Facebook founder and CEO Mark Zuckerberg is preparing to testify Tuesday and Wednesday before lawmakers on Capitol Hill. They’ll ask him how Facebook let the data of up to 87 million unknowing users get into the hands of the political firm Cambridge Analytica.
Facebook began notifying each of those users Monday. But this is just the latest controversy for the social, famously launched from Zuckerberg’s Harvard dorm room.
“I think that he was [a] very smart, technically-minded undergraduate with a lot of ability to code and a bunch of ideas to try things,” Silicon Valley entrepreneur and investor Mitch Kapor says of the 33-year-old billionaire. “The first of which was to scrape data from Harvard’s servers without anybody’s permission, and then asking other people at Harvard to rate the ‘hotness’ of student pictures.”
That project eventually became Facebook.
Kapor runs Kapor Capital and the Kapor Center for Social Impact with his wife, Freada Kapor Klein. He says this moment is an opportunity for Zuckerberg to become a leader driven by his obligation to Facebook’s stakeholders, including its users. But he says it won’t be easy.
“There’ll be a loss of status and a loss of billions of dollars to do that, because their current business model is a devil’s bargain that’s based on exploiting Facebook users,” Kapor says. “But the optimistic scenario is, he can rise to that occasion.”
On how The Social Network affected the public’s view of Zuckerberg
He became a kind of cultural icon as a result of the movie — and well, obviously, it wasn’t entirely a flattering portrait. My sense is that the hero worship aspect of our culture fastened on to him even more tightly as a result of the exposure of the Zuckerberg character….
When you are the king — and he really is the king — it’s very difficult for your subjects to speak the truth to you. By becoming so visible and so much out-there, I think it really made it even more difficult to have the kind of real internal dialogue that’s needed to keep this hyper-growth company on some sort of track.
On Zuckerberg’s 2015 promise to give away most of his wealth, and the Chan Zuckerberg Initiative
I think he’s been struggling to figure out what to do now that he’s king. I will say that we have to distinguish between good intentions and what actually results.
For instance, on this pledge to give away the money: If you look at the details of that, in fact it’s not going into a philanthropy, into a foundation — the way Bill Gates did with his money at Microsoft — it’s going into a limited liability corporation. And they can do anything they want with that, and they have no accountability.
I don’t doubt that he’s sincere, but I certainly don’t take it at face value — because what really matters is what Facebook actually does.
On whether Zuckerberg is part of a larger story about leadership, or lack thereof, in Silicon Valley
Oh absolutely. That Zuckerberg and Facebook story really exemplifies a great deal about how Silicon Valley operates. One thing I would point out is, all along, this wasn’t a secret that they were engaging in various disreputable behaviors.

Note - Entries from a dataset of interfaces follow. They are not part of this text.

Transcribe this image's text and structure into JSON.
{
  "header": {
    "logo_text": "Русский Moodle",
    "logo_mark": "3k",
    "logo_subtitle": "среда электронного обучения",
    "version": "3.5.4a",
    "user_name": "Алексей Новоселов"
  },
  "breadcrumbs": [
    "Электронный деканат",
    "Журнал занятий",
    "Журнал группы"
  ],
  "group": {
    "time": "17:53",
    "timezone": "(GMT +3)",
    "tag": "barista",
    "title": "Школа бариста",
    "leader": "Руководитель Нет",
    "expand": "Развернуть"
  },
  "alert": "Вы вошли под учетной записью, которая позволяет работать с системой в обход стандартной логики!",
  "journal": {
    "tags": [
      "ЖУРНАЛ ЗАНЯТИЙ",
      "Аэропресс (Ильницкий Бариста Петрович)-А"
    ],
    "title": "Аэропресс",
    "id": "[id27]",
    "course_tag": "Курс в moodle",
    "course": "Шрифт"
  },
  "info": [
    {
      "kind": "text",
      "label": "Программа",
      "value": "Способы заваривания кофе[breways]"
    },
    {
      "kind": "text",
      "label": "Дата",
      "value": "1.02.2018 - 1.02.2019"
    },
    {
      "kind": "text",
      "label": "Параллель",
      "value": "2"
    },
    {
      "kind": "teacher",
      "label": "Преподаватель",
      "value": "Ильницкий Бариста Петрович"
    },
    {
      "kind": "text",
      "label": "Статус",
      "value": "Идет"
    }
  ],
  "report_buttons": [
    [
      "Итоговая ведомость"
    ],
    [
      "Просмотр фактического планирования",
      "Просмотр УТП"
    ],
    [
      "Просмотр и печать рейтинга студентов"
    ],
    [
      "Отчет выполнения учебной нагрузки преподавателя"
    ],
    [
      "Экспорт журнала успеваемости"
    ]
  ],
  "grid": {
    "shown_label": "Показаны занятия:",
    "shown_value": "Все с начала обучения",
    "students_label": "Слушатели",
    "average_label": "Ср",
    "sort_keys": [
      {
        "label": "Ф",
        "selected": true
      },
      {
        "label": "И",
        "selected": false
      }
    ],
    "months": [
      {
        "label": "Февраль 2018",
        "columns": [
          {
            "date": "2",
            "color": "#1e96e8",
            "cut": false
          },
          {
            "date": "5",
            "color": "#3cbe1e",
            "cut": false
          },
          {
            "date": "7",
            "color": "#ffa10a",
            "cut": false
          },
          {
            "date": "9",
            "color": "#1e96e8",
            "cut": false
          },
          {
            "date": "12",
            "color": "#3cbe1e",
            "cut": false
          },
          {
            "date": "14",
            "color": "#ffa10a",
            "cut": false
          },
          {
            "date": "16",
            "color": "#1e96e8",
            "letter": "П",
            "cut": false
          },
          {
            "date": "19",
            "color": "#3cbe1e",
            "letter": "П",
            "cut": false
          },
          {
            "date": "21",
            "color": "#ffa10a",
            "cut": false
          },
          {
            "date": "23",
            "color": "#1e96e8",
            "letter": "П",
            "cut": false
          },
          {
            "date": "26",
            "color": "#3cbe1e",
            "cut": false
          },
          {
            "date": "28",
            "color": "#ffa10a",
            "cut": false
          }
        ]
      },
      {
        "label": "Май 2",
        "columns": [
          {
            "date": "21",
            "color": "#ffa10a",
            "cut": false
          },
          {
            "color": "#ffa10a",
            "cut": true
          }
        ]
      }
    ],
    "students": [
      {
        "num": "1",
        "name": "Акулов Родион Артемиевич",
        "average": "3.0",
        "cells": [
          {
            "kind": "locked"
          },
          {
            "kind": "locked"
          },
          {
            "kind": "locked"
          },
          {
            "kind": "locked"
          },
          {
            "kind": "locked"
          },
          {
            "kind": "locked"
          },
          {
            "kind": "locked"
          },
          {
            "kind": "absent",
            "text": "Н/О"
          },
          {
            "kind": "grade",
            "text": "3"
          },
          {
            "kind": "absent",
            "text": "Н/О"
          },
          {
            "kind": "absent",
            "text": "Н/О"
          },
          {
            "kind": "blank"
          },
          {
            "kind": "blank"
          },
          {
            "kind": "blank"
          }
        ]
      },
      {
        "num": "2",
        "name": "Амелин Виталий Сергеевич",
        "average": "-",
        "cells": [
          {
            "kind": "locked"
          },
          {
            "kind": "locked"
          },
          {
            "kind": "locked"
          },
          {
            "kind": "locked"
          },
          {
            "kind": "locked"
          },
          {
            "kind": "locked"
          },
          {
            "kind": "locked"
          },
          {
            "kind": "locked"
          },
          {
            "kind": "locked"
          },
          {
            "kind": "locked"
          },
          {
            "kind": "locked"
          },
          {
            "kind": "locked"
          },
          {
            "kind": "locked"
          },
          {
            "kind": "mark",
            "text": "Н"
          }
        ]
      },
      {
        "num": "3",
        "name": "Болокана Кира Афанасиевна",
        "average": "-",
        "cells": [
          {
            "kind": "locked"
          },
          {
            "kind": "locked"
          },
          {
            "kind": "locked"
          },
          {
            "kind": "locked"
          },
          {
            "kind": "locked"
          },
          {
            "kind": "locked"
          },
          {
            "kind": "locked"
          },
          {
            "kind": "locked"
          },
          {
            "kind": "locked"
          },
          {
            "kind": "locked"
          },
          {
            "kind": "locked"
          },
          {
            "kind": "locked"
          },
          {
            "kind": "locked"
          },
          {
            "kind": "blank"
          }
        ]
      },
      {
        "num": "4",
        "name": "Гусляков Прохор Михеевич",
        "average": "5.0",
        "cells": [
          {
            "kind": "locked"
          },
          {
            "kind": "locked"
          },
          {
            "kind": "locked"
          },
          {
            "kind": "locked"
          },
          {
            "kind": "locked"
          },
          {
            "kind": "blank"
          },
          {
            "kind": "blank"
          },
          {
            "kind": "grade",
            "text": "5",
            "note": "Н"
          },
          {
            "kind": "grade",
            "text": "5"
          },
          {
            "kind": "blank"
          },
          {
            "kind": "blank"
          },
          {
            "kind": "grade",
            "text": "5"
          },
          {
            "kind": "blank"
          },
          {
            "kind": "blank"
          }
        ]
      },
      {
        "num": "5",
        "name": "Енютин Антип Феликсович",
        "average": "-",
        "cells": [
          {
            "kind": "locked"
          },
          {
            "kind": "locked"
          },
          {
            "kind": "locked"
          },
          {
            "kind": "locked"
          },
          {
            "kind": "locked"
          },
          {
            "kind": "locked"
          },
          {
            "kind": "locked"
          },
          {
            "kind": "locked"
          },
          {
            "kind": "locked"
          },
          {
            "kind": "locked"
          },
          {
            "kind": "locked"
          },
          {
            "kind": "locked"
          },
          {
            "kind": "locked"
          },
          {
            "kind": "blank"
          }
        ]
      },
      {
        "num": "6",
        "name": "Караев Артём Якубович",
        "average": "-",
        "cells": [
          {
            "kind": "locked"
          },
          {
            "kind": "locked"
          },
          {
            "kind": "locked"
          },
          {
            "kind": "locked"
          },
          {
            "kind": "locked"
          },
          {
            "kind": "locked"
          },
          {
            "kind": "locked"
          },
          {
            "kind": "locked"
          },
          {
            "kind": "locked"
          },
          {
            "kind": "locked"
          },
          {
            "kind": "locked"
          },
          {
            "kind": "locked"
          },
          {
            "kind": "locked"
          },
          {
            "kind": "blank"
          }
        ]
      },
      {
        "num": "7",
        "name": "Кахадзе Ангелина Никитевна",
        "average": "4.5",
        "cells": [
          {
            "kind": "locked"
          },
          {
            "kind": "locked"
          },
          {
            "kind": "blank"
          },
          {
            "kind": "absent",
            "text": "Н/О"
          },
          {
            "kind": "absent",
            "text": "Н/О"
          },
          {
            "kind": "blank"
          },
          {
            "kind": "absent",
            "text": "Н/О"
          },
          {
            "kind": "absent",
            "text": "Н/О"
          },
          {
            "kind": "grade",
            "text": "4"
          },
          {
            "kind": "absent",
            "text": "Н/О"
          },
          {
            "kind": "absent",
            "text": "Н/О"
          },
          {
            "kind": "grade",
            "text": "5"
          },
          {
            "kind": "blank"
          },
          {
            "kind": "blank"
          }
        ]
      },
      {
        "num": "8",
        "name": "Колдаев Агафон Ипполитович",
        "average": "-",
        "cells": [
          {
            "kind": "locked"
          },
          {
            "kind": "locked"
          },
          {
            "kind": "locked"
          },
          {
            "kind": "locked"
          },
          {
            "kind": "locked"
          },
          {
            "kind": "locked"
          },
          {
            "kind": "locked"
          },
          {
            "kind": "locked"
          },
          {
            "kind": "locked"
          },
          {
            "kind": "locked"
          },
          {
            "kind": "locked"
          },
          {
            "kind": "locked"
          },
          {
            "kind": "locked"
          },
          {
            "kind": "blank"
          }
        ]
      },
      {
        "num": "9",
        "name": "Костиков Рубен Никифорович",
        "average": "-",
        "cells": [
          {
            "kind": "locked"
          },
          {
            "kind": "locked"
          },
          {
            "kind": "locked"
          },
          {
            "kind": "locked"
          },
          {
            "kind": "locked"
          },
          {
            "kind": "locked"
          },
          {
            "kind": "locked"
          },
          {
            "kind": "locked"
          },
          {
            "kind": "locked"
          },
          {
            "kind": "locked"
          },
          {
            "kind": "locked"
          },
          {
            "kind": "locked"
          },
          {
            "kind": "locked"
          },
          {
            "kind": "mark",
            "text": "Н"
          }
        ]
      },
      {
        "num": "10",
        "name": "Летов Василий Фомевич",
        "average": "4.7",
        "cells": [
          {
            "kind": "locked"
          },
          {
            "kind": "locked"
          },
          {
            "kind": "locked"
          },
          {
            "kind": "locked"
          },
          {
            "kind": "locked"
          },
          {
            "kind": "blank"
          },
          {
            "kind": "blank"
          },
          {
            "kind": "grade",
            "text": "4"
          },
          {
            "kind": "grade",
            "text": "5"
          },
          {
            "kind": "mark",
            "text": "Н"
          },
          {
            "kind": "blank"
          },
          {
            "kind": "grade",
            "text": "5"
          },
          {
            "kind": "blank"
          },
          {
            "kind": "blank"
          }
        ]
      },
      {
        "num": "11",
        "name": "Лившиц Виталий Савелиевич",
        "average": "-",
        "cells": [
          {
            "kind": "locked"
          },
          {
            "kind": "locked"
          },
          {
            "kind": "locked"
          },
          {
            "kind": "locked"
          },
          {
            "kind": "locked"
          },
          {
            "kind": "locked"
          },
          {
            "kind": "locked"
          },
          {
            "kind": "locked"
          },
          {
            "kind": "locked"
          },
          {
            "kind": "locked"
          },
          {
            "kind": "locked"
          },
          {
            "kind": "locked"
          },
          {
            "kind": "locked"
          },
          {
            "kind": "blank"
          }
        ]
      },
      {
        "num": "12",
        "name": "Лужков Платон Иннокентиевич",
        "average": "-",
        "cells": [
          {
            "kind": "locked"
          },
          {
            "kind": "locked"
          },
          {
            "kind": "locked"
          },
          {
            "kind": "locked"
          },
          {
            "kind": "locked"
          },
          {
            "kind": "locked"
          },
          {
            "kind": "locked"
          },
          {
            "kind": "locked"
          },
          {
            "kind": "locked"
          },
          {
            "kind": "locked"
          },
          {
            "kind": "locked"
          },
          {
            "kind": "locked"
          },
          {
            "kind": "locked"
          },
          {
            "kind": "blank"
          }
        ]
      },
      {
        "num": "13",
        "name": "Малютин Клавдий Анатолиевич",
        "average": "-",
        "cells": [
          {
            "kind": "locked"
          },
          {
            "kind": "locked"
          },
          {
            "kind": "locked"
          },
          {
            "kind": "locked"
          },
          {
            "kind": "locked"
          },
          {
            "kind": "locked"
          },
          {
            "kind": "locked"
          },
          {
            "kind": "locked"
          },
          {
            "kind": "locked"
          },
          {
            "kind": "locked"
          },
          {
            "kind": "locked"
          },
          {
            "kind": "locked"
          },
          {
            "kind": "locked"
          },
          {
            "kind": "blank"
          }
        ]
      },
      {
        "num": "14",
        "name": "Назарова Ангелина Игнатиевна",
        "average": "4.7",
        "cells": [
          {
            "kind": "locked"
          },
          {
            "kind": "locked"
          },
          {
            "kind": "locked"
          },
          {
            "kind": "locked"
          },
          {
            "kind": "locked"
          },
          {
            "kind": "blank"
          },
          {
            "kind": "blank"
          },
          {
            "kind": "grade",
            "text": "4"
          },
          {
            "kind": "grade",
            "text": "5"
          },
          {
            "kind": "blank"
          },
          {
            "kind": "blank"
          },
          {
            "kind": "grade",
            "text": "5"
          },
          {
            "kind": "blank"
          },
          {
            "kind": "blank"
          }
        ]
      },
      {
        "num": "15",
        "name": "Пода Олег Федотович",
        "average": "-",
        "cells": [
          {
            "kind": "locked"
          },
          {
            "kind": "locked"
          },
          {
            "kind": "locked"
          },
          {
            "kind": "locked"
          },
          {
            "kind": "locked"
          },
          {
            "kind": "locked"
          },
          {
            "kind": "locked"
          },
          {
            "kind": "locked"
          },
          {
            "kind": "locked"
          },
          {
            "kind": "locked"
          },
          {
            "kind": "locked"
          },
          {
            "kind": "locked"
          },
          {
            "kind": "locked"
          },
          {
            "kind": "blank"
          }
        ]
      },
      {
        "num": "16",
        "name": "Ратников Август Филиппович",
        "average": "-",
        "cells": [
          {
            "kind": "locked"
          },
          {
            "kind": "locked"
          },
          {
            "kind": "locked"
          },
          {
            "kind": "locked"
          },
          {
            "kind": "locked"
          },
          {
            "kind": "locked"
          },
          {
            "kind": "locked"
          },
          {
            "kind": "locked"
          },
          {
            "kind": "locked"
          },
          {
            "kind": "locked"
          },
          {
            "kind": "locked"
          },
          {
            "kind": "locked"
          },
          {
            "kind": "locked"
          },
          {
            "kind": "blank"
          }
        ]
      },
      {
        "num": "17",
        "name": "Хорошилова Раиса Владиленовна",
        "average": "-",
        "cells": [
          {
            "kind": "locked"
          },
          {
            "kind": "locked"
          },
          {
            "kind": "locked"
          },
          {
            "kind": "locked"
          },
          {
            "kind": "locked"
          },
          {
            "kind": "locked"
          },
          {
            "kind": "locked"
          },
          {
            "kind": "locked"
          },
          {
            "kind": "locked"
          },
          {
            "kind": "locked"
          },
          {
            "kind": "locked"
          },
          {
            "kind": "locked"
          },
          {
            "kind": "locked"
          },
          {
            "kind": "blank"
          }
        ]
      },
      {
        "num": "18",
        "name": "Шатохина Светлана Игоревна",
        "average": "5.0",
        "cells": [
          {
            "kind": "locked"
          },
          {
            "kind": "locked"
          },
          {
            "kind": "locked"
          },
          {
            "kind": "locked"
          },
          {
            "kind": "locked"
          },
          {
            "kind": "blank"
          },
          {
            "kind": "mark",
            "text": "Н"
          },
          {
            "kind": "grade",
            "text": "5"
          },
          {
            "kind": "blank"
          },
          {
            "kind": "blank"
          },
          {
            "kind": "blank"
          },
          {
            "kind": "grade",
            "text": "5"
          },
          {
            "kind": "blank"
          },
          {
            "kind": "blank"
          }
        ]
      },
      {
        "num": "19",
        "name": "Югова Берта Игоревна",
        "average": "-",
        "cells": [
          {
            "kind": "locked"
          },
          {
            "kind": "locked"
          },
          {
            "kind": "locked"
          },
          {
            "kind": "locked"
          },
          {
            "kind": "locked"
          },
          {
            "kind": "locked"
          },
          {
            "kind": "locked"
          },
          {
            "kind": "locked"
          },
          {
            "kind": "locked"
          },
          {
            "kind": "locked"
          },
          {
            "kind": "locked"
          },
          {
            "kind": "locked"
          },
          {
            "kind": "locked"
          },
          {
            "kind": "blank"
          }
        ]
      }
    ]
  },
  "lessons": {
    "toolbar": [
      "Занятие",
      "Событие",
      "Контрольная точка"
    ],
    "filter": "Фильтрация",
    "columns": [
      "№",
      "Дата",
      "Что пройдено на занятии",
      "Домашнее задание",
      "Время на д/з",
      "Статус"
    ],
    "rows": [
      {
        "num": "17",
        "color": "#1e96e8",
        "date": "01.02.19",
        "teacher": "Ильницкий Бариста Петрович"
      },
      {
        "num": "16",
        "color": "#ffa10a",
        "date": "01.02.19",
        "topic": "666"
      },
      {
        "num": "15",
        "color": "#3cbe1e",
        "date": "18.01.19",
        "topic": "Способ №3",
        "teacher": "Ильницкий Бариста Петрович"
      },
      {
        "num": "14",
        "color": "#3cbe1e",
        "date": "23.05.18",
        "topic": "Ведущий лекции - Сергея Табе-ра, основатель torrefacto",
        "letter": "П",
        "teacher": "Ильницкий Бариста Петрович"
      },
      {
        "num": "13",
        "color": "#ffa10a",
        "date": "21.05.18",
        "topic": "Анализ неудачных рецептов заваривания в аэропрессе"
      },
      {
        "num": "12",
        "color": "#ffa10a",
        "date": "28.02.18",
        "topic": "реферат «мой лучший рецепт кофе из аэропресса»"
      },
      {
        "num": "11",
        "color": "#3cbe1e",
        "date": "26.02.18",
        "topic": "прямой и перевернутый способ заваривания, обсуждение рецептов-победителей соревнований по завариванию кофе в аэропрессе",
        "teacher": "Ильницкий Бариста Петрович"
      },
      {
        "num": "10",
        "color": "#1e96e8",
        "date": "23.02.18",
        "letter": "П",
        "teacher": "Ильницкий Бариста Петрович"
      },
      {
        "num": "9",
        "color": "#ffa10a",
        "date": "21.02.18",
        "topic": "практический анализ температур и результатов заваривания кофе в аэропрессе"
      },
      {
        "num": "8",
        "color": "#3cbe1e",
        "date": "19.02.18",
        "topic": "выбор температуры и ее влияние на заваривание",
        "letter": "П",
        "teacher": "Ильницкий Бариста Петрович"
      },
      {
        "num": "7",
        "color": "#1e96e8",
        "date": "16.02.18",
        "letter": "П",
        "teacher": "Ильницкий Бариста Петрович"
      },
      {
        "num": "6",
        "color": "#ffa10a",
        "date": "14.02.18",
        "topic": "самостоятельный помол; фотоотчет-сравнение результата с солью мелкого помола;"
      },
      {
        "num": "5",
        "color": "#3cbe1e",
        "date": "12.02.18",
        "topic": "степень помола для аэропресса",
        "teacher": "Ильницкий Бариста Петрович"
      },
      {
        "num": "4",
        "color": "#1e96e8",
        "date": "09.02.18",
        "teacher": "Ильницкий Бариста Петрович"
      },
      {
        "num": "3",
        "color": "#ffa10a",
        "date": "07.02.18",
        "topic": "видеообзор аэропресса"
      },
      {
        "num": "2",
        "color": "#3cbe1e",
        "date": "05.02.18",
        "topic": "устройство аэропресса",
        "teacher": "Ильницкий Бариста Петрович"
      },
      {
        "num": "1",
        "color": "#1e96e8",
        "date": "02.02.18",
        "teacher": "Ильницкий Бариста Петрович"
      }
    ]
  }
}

There were opportunities to speak up –but none of the investors who were on the Facebook gravy train wanted to do that, for fear of either being thrown out or not having access to the incredible half-trillion dollars of wealth that was being created. And so they remained silent and the silence of the investors in the board, I think, is also part of what is wrong with Silicon Valley.
This story as heard on All Things Considered was produced and edited by Art Silverman and Emily Kopp. Sydnee Monday adapted it for the Web.